Feedthrough for Severe Environments and Temperatures
Space and ground launch support related hardware often operate under extreme pressure, temperature, and corrosive conditions. When dealing with this type of equipment, it is frequently necessary to run wiring, tubes, or fibers through a barrier separating one process from another with one or both operating in extreme environments. Feedthroughs used to route the wiring, tubes, or fibers through these barriers must meet stringent sealing and leak tightness requirements. This affordable NASA feedthrough meets or exceeds all sealing and leak requirements utilizing easy-to-assemble commercial-off-the-shelf hardware with no special tooling. The feedthrough is a fully reconfigurable design; however, it can also be produced as a permanent device. Thermal cycling and helium mass spectrometer leak testing under extreme conditions of full cryogenic temperatures and high vacuum have proven the sealing capability of this feedthrough with or without potting (epoxy fill) on the ends. Packing material disks used in the construction of the device can be replaced as needed for rebuilding a given feedthrough for another job or a different set of feeds if potting is not used for the original feedthrough build. (Potting on one or both sides of the sleeve provides double or triple leak sealing protection). Variable Compression Ratio (VCR) connectors were adapted for the pressure seal on the feedthrough; however, any commercial connector can be similarly adapted. The design can easily be scaled up to larger (2" diameter) and even very large (12" or more) sizes.

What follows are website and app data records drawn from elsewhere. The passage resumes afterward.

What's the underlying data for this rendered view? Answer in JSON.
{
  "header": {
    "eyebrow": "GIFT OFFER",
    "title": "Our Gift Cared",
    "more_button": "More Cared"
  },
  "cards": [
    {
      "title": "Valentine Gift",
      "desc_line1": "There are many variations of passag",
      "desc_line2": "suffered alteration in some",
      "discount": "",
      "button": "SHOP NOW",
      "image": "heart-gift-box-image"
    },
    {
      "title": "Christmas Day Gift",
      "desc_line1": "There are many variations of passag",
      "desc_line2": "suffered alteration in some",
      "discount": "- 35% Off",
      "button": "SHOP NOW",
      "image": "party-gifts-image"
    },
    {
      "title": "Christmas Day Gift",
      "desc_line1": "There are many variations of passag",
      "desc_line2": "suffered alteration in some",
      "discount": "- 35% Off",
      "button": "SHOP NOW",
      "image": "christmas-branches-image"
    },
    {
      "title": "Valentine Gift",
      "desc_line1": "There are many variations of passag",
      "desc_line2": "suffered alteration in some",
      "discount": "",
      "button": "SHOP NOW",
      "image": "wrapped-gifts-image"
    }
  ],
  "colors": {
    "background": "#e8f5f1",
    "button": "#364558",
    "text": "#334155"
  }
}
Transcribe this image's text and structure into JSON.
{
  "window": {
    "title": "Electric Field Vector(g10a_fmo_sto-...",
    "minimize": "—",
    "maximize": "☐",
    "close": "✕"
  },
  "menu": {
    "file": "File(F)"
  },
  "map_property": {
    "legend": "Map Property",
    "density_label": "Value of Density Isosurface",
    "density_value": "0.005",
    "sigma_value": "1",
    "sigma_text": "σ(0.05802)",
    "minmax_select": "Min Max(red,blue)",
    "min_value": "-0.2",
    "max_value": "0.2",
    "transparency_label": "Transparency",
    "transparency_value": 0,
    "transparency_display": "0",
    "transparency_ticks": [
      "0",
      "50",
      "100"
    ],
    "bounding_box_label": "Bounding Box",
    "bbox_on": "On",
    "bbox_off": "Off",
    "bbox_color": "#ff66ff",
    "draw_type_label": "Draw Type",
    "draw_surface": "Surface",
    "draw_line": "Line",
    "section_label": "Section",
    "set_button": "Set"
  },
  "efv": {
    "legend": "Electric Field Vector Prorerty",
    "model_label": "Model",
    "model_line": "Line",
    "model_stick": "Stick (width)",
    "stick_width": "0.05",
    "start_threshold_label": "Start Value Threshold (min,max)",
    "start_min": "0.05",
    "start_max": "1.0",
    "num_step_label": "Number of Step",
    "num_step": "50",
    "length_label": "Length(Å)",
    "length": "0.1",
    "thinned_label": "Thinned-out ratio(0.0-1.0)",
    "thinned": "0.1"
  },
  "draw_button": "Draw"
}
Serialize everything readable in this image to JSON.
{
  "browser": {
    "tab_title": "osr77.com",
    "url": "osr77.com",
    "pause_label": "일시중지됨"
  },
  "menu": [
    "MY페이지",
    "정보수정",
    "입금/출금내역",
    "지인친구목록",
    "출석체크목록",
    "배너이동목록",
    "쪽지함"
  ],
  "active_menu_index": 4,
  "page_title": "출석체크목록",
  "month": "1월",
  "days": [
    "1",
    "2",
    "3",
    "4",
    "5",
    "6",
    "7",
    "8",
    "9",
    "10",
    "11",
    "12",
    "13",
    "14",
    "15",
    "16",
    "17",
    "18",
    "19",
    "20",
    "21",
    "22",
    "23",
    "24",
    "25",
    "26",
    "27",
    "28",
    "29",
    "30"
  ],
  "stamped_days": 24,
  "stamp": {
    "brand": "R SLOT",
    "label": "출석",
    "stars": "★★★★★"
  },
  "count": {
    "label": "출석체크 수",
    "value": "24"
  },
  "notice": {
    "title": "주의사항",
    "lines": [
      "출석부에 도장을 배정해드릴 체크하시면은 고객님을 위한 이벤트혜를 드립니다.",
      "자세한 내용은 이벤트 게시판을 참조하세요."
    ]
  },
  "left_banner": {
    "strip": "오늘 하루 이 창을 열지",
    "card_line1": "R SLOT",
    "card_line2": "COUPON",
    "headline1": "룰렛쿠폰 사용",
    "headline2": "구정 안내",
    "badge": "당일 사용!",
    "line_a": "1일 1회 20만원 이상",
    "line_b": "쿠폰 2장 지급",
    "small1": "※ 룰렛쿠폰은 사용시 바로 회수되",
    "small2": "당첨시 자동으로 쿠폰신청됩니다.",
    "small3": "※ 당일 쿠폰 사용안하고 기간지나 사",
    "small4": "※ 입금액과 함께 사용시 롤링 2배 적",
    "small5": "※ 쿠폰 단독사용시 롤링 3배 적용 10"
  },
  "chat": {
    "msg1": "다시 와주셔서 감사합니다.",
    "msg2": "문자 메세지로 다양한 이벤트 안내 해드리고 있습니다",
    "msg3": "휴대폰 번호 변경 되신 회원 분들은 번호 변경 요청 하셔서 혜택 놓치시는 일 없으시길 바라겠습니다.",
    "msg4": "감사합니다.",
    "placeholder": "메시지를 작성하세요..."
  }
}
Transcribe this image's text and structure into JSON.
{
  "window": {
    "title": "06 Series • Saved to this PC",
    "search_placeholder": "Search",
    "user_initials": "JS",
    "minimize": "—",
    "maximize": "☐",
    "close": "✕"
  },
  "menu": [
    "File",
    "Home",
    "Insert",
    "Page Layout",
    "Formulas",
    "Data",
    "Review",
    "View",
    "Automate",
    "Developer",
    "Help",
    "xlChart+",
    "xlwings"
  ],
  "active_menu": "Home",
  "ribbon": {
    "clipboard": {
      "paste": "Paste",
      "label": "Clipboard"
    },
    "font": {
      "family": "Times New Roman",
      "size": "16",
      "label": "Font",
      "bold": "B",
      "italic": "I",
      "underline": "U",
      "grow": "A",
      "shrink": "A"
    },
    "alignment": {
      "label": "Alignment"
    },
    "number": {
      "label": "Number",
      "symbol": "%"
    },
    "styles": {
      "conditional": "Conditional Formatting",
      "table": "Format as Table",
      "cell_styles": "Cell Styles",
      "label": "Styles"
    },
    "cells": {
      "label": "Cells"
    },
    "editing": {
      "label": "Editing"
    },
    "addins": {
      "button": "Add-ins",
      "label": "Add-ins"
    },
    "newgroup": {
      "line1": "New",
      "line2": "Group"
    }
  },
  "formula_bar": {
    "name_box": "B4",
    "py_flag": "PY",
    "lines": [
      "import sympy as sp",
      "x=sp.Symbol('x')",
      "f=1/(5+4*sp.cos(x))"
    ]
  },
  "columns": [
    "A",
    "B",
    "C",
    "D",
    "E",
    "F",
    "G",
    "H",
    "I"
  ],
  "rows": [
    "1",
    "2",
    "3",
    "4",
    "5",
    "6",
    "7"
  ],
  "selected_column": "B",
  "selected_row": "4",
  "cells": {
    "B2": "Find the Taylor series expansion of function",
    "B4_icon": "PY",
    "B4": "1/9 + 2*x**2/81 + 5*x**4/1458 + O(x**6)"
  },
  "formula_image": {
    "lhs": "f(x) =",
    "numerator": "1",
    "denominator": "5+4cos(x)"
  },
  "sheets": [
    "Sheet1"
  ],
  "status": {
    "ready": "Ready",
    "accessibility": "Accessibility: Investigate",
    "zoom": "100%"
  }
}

Strobing to Mitigate Vibration for Display Legibility
The dominant frequency of the vibration that requires mitigation can be known in advance, measured in real time, or predicted with simulation algorithms. That frequency (or a lower frequency multiplier) is then used to drive the strobing rate of the illumination source. For example, if the vibration frequency is 20 Hz, one could employ a strobe rate of 1, 2, 4, 5, 10, or 20 Hz, depending on which rate the operator finds the least intrusive. The strobed illumination source can be internal or external to the display. Perceptual psychologists have long understood that strobed illumination can freeze moving objects in the visual field. This effect can be used for artistic effect or for technical applications. The present innovation is instead applicable for environments in which the human observer rather than just the viewed object undergoes vibration. Such environments include space, air, land, and sea vehicles, or on foot (e.g., walking or running on the ground or treadmills). The technology itself can be integrated into handheld and fixed display panels, head-mounted displays, and cabin illumination for viewing printed materials.
An Additive Manufacturing Method for Sub-Micro Scale Three Dimensional Structures
The newly developed technology capitalizes on existing stereolithography techniques to fabricate a polymeric scaffold of the desired three dimensional structure employing a photosensitive polymer material. After the scaffold is complete nickel can be deposited onto the structure using a catalyst and a low temperature CVD process, at which point the polymer structure can be dissolved away leaving a nickel shell. Using the resulting nickel shell as yet another scaffold the desired material can be deposited using the appropriate CVD process since the melting point of nickel is 1455 oC. If necessary the nickel can then be preferentially etched away.